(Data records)
= = = =

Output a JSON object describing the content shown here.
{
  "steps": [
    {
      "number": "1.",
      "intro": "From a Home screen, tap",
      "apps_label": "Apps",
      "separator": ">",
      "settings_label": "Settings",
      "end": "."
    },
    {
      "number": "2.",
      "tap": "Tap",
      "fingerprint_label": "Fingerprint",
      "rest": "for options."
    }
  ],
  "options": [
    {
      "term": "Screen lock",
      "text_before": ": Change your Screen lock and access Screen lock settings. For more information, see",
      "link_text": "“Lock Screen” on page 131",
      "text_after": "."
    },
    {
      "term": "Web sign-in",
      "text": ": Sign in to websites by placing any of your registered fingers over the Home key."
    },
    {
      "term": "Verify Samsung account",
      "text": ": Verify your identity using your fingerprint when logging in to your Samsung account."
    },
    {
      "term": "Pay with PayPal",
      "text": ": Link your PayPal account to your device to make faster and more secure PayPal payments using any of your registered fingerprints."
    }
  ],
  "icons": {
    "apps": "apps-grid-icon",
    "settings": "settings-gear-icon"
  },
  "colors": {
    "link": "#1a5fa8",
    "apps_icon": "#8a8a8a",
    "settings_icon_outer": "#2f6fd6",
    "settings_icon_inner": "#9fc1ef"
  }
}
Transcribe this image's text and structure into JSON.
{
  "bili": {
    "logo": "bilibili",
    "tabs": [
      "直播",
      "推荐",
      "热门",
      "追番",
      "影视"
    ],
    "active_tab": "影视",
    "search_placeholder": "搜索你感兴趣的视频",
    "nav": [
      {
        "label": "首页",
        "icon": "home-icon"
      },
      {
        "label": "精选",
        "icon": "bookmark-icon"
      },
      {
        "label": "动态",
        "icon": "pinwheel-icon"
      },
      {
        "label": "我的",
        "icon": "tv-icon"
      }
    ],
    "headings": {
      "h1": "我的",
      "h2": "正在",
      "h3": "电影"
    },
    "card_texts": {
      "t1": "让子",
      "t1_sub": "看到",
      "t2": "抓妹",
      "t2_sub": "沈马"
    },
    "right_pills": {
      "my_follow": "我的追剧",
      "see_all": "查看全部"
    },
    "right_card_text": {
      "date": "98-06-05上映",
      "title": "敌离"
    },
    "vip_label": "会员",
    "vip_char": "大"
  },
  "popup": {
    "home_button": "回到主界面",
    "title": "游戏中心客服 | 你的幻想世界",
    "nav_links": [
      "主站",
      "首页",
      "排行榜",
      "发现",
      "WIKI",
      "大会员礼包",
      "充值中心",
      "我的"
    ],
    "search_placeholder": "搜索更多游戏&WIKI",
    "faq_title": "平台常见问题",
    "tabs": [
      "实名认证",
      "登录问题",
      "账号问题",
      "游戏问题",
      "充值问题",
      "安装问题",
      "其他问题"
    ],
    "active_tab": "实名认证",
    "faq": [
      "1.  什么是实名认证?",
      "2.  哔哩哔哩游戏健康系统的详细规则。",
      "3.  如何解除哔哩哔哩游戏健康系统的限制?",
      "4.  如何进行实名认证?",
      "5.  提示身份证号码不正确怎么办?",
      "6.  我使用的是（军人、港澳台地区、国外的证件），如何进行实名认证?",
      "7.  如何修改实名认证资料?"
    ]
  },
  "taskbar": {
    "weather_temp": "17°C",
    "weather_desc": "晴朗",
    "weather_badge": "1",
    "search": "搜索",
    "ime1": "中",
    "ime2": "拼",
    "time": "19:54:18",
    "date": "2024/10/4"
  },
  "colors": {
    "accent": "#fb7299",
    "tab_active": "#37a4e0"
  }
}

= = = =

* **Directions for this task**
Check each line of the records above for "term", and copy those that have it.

* **Response to the task**
      "term": "Screen lock",
      "term": "Web sign-in",
      "term": "Verify Samsung account",
      "term": "Pay with PayPal",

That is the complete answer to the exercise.